    I have been involved with an internet group/order, the St. Aidan Trust the US branch of the Order of Aidan and Hilda, Scotland. They have given us quite a bit of support.
    Recently, however, we have decided to get back into parish life and are in the process of joining St. Peter’s Anglican here in town. But we are taking it slow — “once burned, twice shy” as they say.

    Thanks for your interest.
    Jim Elliott

  26. Anglicanum says:

    Our diocese is pretty rural. Really, only three churches here have associates or curates at all, so the likelihood that I would be a rector or vicar straight out of seminary was always pretty high, if I was going to stick around here. But actually, I very much *wanted* to be an associate somewhere and learn the craft of priesthood from a more exprienced pastor. It would have made that first year better! :+)


  27. john scholasticus says:

    Are you still in Tallahassee? As it happens, I know that city well (was there last year). Who knows, next time I visit, we might meet? Wouldn’t of course wish to destroy your credibility with your fellow Christians ..

  28. libraryjim says:

    LOL, yep, I’m still here in Tallahassee. Sure, we could meet for a soda at a local fast food joint somewhere.

  29. robroy says:

    I posted this comment on Episcope, the “official” Episcopalian blog:

    I wish the new Bp Rowe the best of luck, he’ll need it. A 23.5% drop in ASA from 1995 to 2005 with a 9.4% drop in the past two years alone.

    Of course, they didn’t print it. (All is well. All is well.)

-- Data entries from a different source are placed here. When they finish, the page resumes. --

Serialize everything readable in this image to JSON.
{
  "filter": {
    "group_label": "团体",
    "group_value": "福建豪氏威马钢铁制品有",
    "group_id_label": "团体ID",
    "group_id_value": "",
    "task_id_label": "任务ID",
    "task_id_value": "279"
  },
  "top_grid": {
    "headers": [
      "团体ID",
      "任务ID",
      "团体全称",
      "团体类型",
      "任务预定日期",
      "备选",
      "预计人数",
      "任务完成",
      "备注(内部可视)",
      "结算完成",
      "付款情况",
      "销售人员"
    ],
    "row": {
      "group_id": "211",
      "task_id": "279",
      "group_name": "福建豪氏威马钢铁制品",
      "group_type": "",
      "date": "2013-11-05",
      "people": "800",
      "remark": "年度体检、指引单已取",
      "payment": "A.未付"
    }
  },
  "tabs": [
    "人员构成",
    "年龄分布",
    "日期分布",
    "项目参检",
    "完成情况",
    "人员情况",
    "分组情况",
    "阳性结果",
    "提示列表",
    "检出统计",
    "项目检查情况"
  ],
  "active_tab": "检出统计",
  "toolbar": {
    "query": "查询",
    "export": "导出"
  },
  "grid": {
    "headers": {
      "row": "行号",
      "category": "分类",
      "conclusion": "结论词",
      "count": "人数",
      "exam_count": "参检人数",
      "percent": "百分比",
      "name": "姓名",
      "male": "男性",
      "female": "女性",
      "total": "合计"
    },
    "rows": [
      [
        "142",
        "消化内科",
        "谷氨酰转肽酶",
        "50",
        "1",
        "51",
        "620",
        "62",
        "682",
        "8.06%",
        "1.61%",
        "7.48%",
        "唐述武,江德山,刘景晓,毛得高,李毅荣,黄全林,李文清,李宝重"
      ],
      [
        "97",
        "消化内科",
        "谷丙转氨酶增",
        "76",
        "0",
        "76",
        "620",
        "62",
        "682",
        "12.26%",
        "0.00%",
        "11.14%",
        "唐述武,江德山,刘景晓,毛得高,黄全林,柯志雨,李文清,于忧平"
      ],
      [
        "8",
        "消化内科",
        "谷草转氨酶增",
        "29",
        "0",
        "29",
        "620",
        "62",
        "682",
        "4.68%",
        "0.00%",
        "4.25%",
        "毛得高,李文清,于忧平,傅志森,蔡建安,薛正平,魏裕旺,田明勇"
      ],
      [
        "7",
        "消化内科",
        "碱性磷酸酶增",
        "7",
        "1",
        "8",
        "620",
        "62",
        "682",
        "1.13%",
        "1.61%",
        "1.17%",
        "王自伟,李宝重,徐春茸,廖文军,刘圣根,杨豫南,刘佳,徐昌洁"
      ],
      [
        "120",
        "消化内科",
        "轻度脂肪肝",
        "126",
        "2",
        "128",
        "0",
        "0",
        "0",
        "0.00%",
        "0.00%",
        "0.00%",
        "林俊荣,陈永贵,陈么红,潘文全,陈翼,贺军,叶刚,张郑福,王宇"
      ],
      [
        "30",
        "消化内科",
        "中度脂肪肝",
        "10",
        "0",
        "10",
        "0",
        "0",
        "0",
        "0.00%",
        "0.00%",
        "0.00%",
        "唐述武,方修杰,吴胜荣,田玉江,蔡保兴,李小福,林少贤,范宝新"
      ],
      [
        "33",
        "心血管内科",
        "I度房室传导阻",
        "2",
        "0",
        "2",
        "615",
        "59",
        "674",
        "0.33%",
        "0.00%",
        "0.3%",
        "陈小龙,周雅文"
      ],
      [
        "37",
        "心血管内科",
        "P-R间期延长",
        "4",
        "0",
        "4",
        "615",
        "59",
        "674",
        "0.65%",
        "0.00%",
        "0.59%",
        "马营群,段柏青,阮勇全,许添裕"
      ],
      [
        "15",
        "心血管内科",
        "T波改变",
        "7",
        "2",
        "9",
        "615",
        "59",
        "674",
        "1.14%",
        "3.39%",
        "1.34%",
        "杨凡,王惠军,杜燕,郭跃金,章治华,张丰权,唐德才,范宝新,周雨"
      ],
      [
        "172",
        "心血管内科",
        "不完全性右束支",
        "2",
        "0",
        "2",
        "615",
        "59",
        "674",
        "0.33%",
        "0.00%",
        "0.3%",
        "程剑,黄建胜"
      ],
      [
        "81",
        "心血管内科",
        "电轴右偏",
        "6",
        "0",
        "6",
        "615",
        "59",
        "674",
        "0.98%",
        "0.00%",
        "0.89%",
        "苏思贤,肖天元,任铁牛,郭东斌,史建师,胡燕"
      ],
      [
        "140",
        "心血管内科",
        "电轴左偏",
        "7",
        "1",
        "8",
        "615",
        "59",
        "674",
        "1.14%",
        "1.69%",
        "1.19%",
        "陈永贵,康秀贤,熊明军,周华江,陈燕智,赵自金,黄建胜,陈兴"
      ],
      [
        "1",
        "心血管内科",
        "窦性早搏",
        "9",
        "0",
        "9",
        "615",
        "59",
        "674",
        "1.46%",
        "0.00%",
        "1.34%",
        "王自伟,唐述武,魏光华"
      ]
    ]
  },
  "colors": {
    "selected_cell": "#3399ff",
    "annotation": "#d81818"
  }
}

  30. Bolman Deal says:

    #17 (Anglicanum): Fortunately for us, Jesus wasn’t educated in an Episcopal seminary in the 20th century.